"This is the perfect book for anyone interested in philosophy, linguistics, mathematics, science or anyone intrigued by the possibility of life beyond Earth! Whether or not you believe (or want to believe) in the existence of intelligent extraterrestrial life, I think everyone can admit that if aliens show up on Earth next week we would be way better off if we could understand them. Daniel Oberhaus examines the current researchers, their different theories, and possible plans of action being formed, presenting them in an accessible book that anyone can enjoy!"
If we send a message into space, will extraterrestrial beings receive it? Will they understand?
The endlessly fascinating question of whether we are alone in the universe has always been accompanied by another, more complicated one: if there is extraterrestrial life, how would we communicate with it? In this book, Daniel Oberhaus leads readers on a quest for extraterrestrial communication. Exploring Earthlings' various attempts to reach out to non-Earthlings over the centuries, he poses some not entirely answerable questions: If we send a message into space, will extraterrestrial beings receive it? Will they understand? What languages will they (and we) speak? Is there not only a universal grammar (as Noam Chomsky has posited), but also a grammar of the universe?
Oberhaus describes, among other things, a late-nineteenth-century idea to communicate with Martians via Morse code and mirrors; the emergence in the twentieth century of SETI (the search for extraterrestrial intelligence), CETI (communication with extraterrestrial intelligence), and finally METI (messaging extraterrestrial intelligence); the one-way space voyage of Ella, an artificial intelligence agent that can play cards, tell fortunes, and recite poetry; and the launching of a theremin concert for aliens. He considers media used in attempts at extraterrestrial communication, from microwave systems to plaques on spacecrafts to formal logic, and discusses attempts to formulate a language for our message, including the Astraglossa and two generations of Lincos (lingua cosmica).
The chosen medium for interstellar communication reveals much about the technological sophistication of the civilization that sends it, Oberhaus observes, but even more interesting is the information embedded in the message itself.
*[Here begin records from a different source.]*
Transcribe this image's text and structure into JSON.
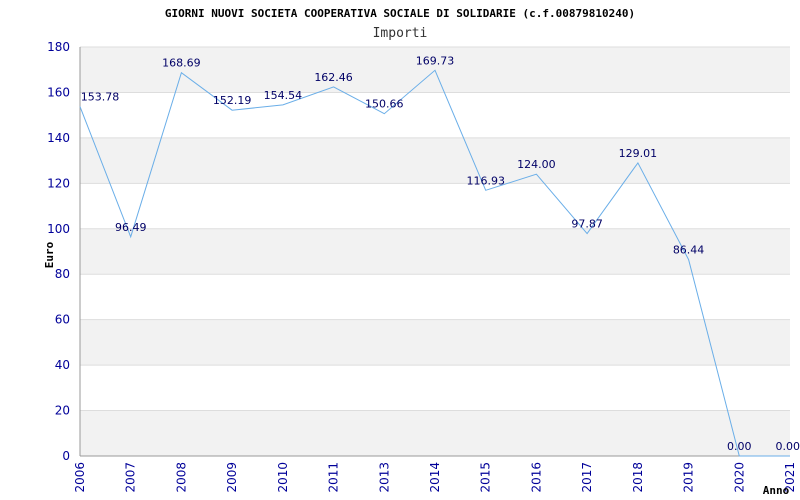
{
  "chart_data": {
    "type": "line",
    "title": "GIORNI NUOVI SOCIETA COOPERATIVA SOCIALE DI SOLIDARIE (c.f.00879810240)",
    "subtitle": "Importi",
    "xlabel": "Anno",
    "ylabel": "Euro",
    "ylim": [
      0,
      180
    ],
    "yticks": [
      "0",
      "20",
      "40",
      "60",
      "80",
      "100",
      "120",
      "140",
      "160",
      "180"
    ],
    "categories": [
      "2006",
      "2007",
      "2008",
      "2009",
      "2010",
      "2011",
      "2013",
      "2014",
      "2015",
      "2016",
      "2017",
      "2018",
      "2019",
      "2020",
      "2021"
    ],
    "values": [
      153.78,
      96.49,
      168.69,
      152.19,
      154.54,
      162.46,
      150.66,
      169.73,
      116.93,
      124.0,
      97.87,
      129.01,
      86.44,
      0.0,
      0.0
    ],
    "labels": [
      "153.78",
      "96.49",
      "168.69",
      "152.19",
      "154.54",
      "162.46",
      "150.66",
      "169.73",
      "116.93",
      "124.00",
      "97.87",
      "129.01",
      "86.44",
      "0.00",
      "0.00"
    ],
    "grid": true,
    "colors": {
      "line": "#6aaee8",
      "band": "#f2f2f2",
      "grid": "#dddddd",
      "tick": "#000099",
      "label": "#000066"
    }
  }
}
In Extraterrestrial Languages, he considers how philosophy, linguistics, mathematics, science, and art have informed the design or limited the effectiveness of our interstellar messaging.